Although the entries contain pictures, only their text goes into the copy, set down exactly.

START INFORMATION GIVEN

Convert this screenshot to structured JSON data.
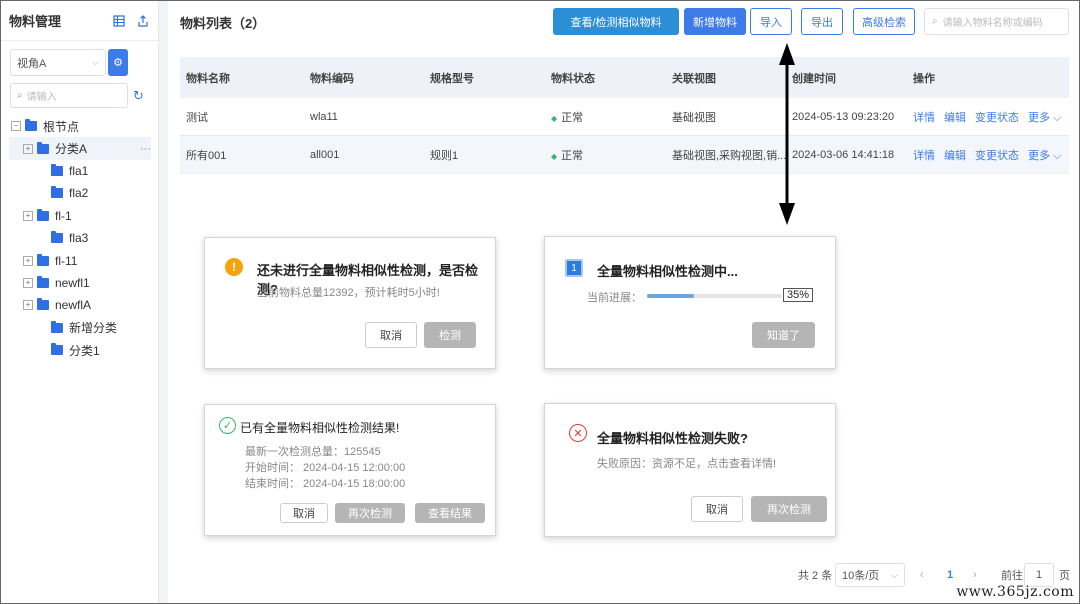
{
  "sidebar": {
    "title": "物料管理",
    "view_select": "视角A",
    "search_placeholder": "请输入",
    "tree": [
      {
        "label": "根节点",
        "expander": "−",
        "indent": 0
      },
      {
        "label": "分类A",
        "expander": "+",
        "indent": 1,
        "selected": true,
        "more": "···"
      },
      {
        "label": "fla1",
        "expander": "",
        "indent": 2
      },
      {
        "label": "fla2",
        "expander": "",
        "indent": 2
      },
      {
        "label": "fl-1",
        "expander": "+",
        "indent": 1
      },
      {
        "label": "fla3",
        "expander": "",
        "indent": 2
      },
      {
        "label": "fl-11",
        "expander": "+",
        "indent": 1
      },
      {
        "label": "newfl1",
        "expander": "+",
        "indent": 1
      },
      {
        "label": "newflA",
        "expander": "+",
        "indent": 1
      },
      {
        "label": "新增分类",
        "expander": "",
        "indent": 2
      },
      {
        "label": "分类1",
        "expander": "",
        "indent": 2
      }
    ]
  },
  "toolbar": {
    "list_title": "物料列表（2）",
    "similar_btn": "查看/检测相似物料",
    "add_btn": "新增物料",
    "import_btn": "导入",
    "export_btn": "导出",
    "advanced_btn": "高级检索",
    "search_placeholder": "请输入物料名称或编码"
  },
  "table": {
    "headers": [
      "物料名称",
      "物料编码",
      "规格型号",
      "物料状态",
      "关联视图",
      "创建时间",
      "操作"
    ],
    "rows": [
      {
        "name": "测试",
        "code": "wla11",
        "spec": "",
        "status": "正常",
        "views": "基础视图",
        "created": "2024-05-13 09:23:20"
      },
      {
        "name": "所有001",
        "code": "all001",
        "spec": "规则1",
        "status": "正常",
        "views": "基础视图,采购视图,销...",
        "created": "2024-03-06 14:41:18"
      }
    ],
    "ops": {
      "detail": "详情",
      "edit": "编辑",
      "change_status": "变更状态",
      "more": "更多"
    }
  },
  "dialogs": {
    "confirm": {
      "title": "还未进行全量物料相似性检测，是否检测?",
      "text": "当前物料总量12392，预计耗时5小时!",
      "cancel": "取消",
      "detect": "检测"
    },
    "progress": {
      "title": "全量物料相似性检测中...",
      "label": "当前进展：",
      "percent_text": "35%",
      "progress": 0.35,
      "ok": "知道了"
    },
    "result": {
      "title": "已有全量物料相似性检测结果!",
      "line1": "最新一次检测总量：125545",
      "line2": "开始时间：  2024-04-15 12:00:00",
      "line3": "结束时间：  2024-04-15 18:00:00",
      "cancel": "取消",
      "redetect": "再次检测",
      "view": "查看结果"
    },
    "failed": {
      "title": "全量物料相似性检测失败?",
      "text": "失败原因：资源不足，点击查看详情!",
      "cancel": "取消",
      "redetect": "再次检测"
    }
  },
  "pager": {
    "total": "共 2 条",
    "page_size": "10条/页",
    "prev": "‹",
    "current": "1",
    "next": "›",
    "goto": "前往",
    "goto_value": "1",
    "page_unit": "页"
  },
  "watermark": "www.365jz.com",
  "colors": {
    "primary": "#2c8fd6",
    "blue": "#3d7be9",
    "status_ok": "#3cb371",
    "error": "#e03b3b",
    "warning": "#f5a30c"
  }
}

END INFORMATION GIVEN

THE ANSWER:
Convert this screenshot to structured JSON data.
{
  "sidebar": {
    "title": "物料管理",
    "view_select": "视角A",
    "search_placeholder": "请输入",
    "tree": [
      {
        "label": "根节点",
        "expander": "−",
        "indent": 0
      },
      {
        "label": "分类A",
        "expander": "+",
        "indent": 1,
        "selected": true,
        "more": "···"
      },
      {
        "label": "fla1",
        "expander": "",
        "indent": 2
      },
      {
        "label": "fla2",
        "expander": "",
        "indent": 2
      },
      {
        "label": "fl-1",
        "expander": "+",
        "indent": 1
      },
      {
        "label": "fla3",
        "expander": "",
        "indent": 2
      },
      {
        "label": "fl-11",
        "expander": "+",
        "indent": 1
      },
      {
        "label": "newfl1",
        "expander": "+",
        "indent": 1
      },
      {
        "label": "newflA",
        "expander": "+",
        "indent": 1
      },
      {
        "label": "新增分类",
        "expander": "",
        "indent": 2
      },
      {
        "label": "分类1",
        "expander": "",
        "indent": 2
      }
    ]
  },
  "toolbar": {
    "list_title": "物料列表（2）",
    "similar_btn": "查看/检测相似物料",
    "add_btn": "新增物料",
    "import_btn": "导入",
    "export_btn": "导出",
    "advanced_btn": "高级检索",
    "search_placeholder": "请输入物料名称或编码"
  },
  "table": {
    "headers": [
      "物料名称",
      "物料编码",
      "规格型号",
      "物料状态",
      "关联视图",
      "创建时间",
      "操作"
    ],
    "rows": [
      {
        "name": "测试",
        "code": "wla11",
        "spec": "",
        "status": "正常",
        "views": "基础视图",
        "created": "2024-05-13 09:23:20"
      },
      {
        "name": "所有001",
        "code": "all001",
        "spec": "规则1",
        "status": "正常",
        "views": "基础视图,采购视图,销...",
        "created": "2024-03-06 14:41:18"
      }
    ],
    "ops": {
      "detail": "详情",
      "edit": "编辑",
      "change_status": "变更状态",
      "more": "更多"
    }
  },
  "dialogs": {
    "confirm": {
      "title": "还未进行全量物料相似性检测，是否检测?",
      "text": "当前物料总量12392，预计耗时5小时!",
      "cancel": "取消",
      "detect": "检测"
    },
    "progress": {
      "title": "全量物料相似性检测中...",
      "label": "当前进展：",
      "percent_text": "35%",
      "progress": 0.35,
      "ok": "知道了"
    },
    "result": {
      "title": "已有全量物料相似性检测结果!",
      "line1": "最新一次检测总量：125545",
      "line2": "开始时间：  2024-04-15 12:00:00",
      "line3": "结束时间：  2024-04-15 18:00:00",
      "cancel": "取消",
      "redetect": "再次检测",
      "view": "查看结果"
    },
    "failed": {
      "title": "全量物料相似性检测失败?",
      "text": "失败原因：资源不足，点击查看详情!",
      "cancel": "取消",
      "redetect": "再次检测"
    }
  },
  "pager": {
    "total": "共 2 条",
    "page_size": "10条/页",
    "prev": "‹",
    "current": "1",
    "next": "›",
    "goto": "前往",
    "goto_value": "1",
    "page_unit": "页"
  },
  "watermark": "www.365jz.com",
  "colors": {
    "primary": "#2c8fd6",
    "blue": "#3d7be9",
    "status_ok": "#3cb371",
    "error": "#e03b3b",
    "warning": "#f5a30c"
  }
}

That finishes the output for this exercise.